Last month, as I was checking my listings in the catalog of classes sent out by Continuing Ed., I noticed a new class being offered through the program. "BBQ Passion: The Basics of Barbeque Cooking" was a new, one-time class and would be taught by the owner of a popular local barbeque restaurant. Bobby Q's of Westport, Connecticut, was featured on the FoodNetwork at one point last year, and has become somewhat of a hotspot for good barbeque in Fairfield County. My husband and I have been talking about installing an outdoor kitchen-barbeque at our home, and I figured it couldn't hurt to go learn from the experts before taking the plunge.

Being on "the other side of the counter" was definitely a fun experience. Bob LaRose, owner of Bobby Q's brought the class to the restaurant's rooftop deck, where a demonstration table was set up. Each participant received a multi-paged "book" with everything one would ever want to know about authentic barbeque, which, we learned, is entirely different from the backyard grilling we normally refer to as "barbeque". Grilling is cooking food on grates and over high heat for a relatively short period of time. Barbeque, on the other hand, is typically done with indirect heat or smoke, and requires several hours of cooking time. The Boston Butt pork Bobby Q's uses to make their most popular menu item, pulled pork, is cooked for almost 20 hours!
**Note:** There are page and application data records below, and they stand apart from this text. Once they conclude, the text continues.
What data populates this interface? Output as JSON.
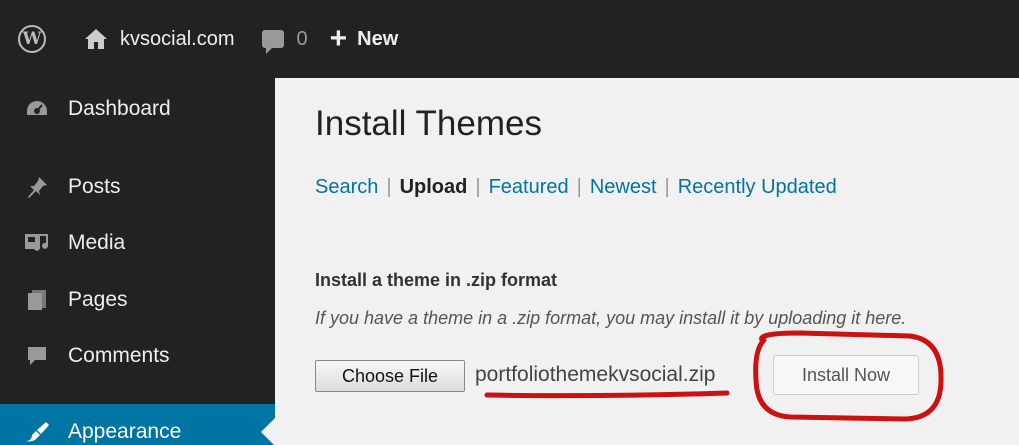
{
  "adminbar": {
    "site_name": "kvsocial.com",
    "comments_count": "0",
    "new_label": "New",
    "icons": [
      "wordpress-logo-icon",
      "home-icon",
      "comment-bubble-icon",
      "plus-icon"
    ]
  },
  "sidebar": {
    "items": [
      {
        "label": "Dashboard",
        "icon": "dashboard-icon"
      },
      {
        "label": "Posts",
        "icon": "pushpin-icon"
      },
      {
        "label": "Media",
        "icon": "media-icon"
      },
      {
        "label": "Pages",
        "icon": "pages-icon"
      },
      {
        "label": "Comments",
        "icon": "comment-icon"
      },
      {
        "label": "Appearance",
        "icon": "brush-icon",
        "active": true
      }
    ]
  },
  "main": {
    "title": "Install Themes",
    "subnav": {
      "search": "Search",
      "upload": "Upload",
      "featured": "Featured",
      "newest": "Newest",
      "recently_updated": "Recently Updated",
      "separator": "|"
    },
    "section_heading": "Install a theme in .zip format",
    "section_text": "If you have a theme in a .zip format, you may install it by uploading it here.",
    "choose_file_label": "Choose File",
    "file_name": "portfoliothemekvsocial.zip",
    "install_button_label": "Install Now"
  },
  "colors": {
    "adminbar_bg": "#222222",
    "active_menu": "#0074a2",
    "link": "#0074a2",
    "annotation": "#cc1111"
  }
}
We started with dry rubs. We sampled basic rubs, fancy rubs, sweet rubs, and spicy rubs. Dry rubs are the cornerstone of barbeque at the restaurant, and the chef demonstrated how he applies rubs to racks of ribs, briskets, and Boston Butt (which, is not the "butt" at all, but rather a cut of meat from the pig's shoulder). We discussed which cuts of meat marry better with which rubs (the chef prefers brown sugar rubs with pork and granulated, white sugar rubs with beef and chicken).

We then talked about sauces, which at Bobby Q's, are used primarily for dipping tableside. Again, we sampled a wide variety of sauces to determine which flavors were our favorites. We covered home smokers, types of wood for smoking, and how to tell when something is ready to eat. Then, finally, came the eating!
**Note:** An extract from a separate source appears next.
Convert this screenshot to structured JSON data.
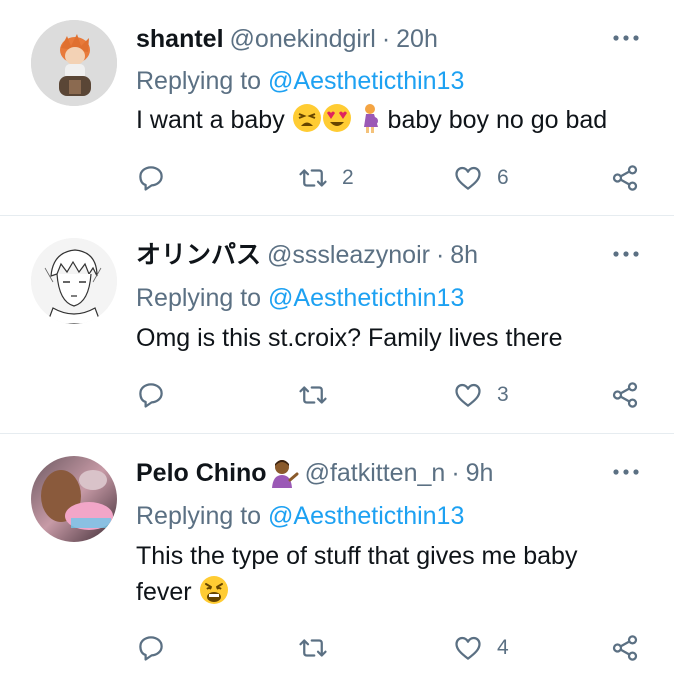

First we tasted the St. Louis Ribs, which are smoked with a simple rub. According to Bobby, "authentic" barbeque is supposed to have a little "pull" to the meat (meaning you need to work a bit to get it off the bone), the ones we tried were as tender as could be, and literally fell off the bone into your mouth. He noted that in the northeast, people tend to like the more tender meat, so he gives the people what they want. He also stated that while in other parts of the country, people prefer the St. Louis style ribs, here in Connecticut, the Baby Backs are by far the better sellers. Different demographic, different tastes.

It was time to move indoors into the kitchen, where we gathered around the smoker large enough to shelter a small family (a mere $25,000, if you're in the market for one). When the door opened, we saw a gigantic Boston Butt coming around on the rotisserie, which operated much like a ferris wheel (the meat sitting on one of the "seats", which is really a large, moving rack). Luckily for us, it was just ready to come out of the smoker, so the chef pulled it out, deboned it (the bone literally slid right out), and began to shred the meat. To say it was tender would be an understatement. Then the brisket came out. I felt this particular cut had been a bit dry and overcooked (and the chef concurred), but it was still decent. It perhaps just needed some of that tableside dipping sauce to moisten it up.
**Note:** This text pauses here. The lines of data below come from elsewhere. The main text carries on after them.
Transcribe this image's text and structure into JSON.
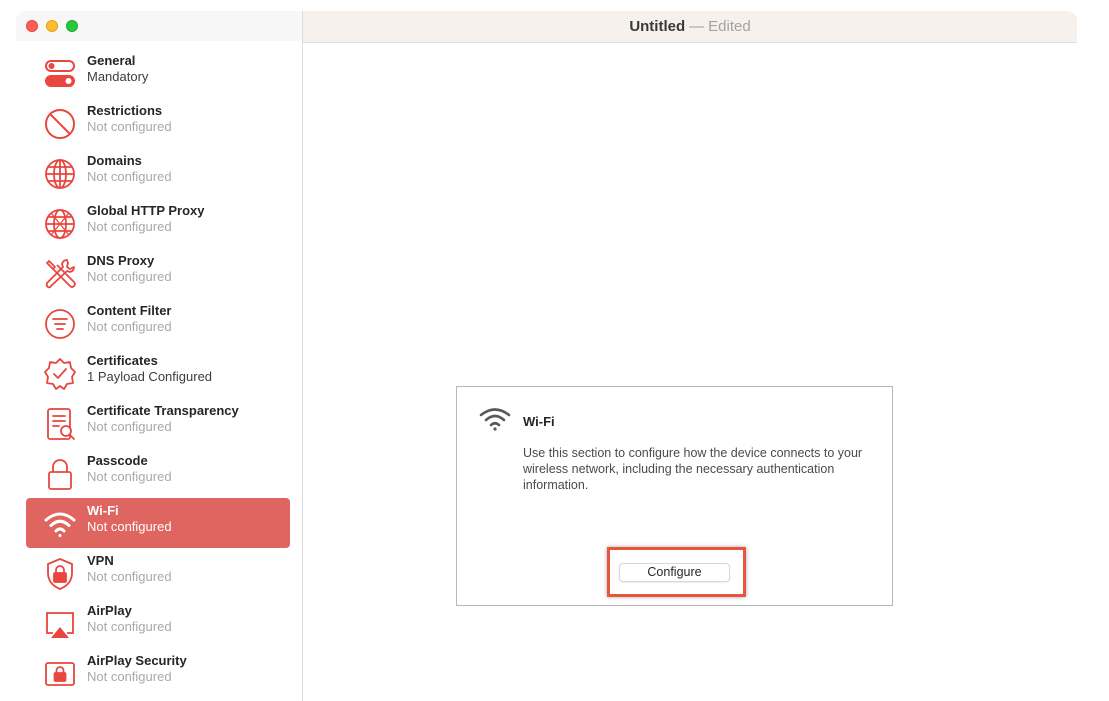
{
  "window": {
    "title": "Untitled",
    "separator": "—",
    "status": "Edited"
  },
  "sidebar": {
    "items": [
      {
        "label": "General",
        "status": "Mandatory",
        "icon": "toggle-icon"
      },
      {
        "label": "Restrictions",
        "status": "Not configured",
        "icon": "prohibited-icon"
      },
      {
        "label": "Domains",
        "status": "Not configured",
        "icon": "globe-icon"
      },
      {
        "label": "Global HTTP Proxy",
        "status": "Not configured",
        "icon": "globe-network-icon"
      },
      {
        "label": "DNS Proxy",
        "status": "Not configured",
        "icon": "tools-icon"
      },
      {
        "label": "Content Filter",
        "status": "Not configured",
        "icon": "filter-icon"
      },
      {
        "label": "Certificates",
        "status": "1 Payload Configured",
        "icon": "certificate-badge-icon"
      },
      {
        "label": "Certificate Transparency",
        "status": "Not configured",
        "icon": "document-search-icon"
      },
      {
        "label": "Passcode",
        "status": "Not configured",
        "icon": "lock-icon"
      },
      {
        "label": "Wi-Fi",
        "status": "Not configured",
        "icon": "wifi-icon",
        "selected": true
      },
      {
        "label": "VPN",
        "status": "Not configured",
        "icon": "shield-lock-icon"
      },
      {
        "label": "AirPlay",
        "status": "Not configured",
        "icon": "airplay-icon"
      },
      {
        "label": "AirPlay Security",
        "status": "Not configured",
        "icon": "airplay-lock-icon"
      }
    ]
  },
  "panel": {
    "title": "Wi-Fi",
    "icon": "wifi-icon",
    "description": "Use this section to configure how the device connects to your wireless network, including the necessary authentication information.",
    "button_label": "Configure"
  },
  "colors": {
    "accent": "#df6560",
    "icon_red": "#e8463f",
    "highlight": "#e8553d"
  }
}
All in all, the class was informative and fun. It didn't surprise me that the participants were mostly men, whereas my classes consist almost exclusively of women. I suppose people consider barbeque more "manly" than other types of cooking. Manly or not, it is certainly one-sloooow-process, for which I'm not sure I have the patience. The results are great, but waiting 8 hours for some ribs to cook is not my kind of weekend activity. I think I'll leave the smoking to Bobby Q's.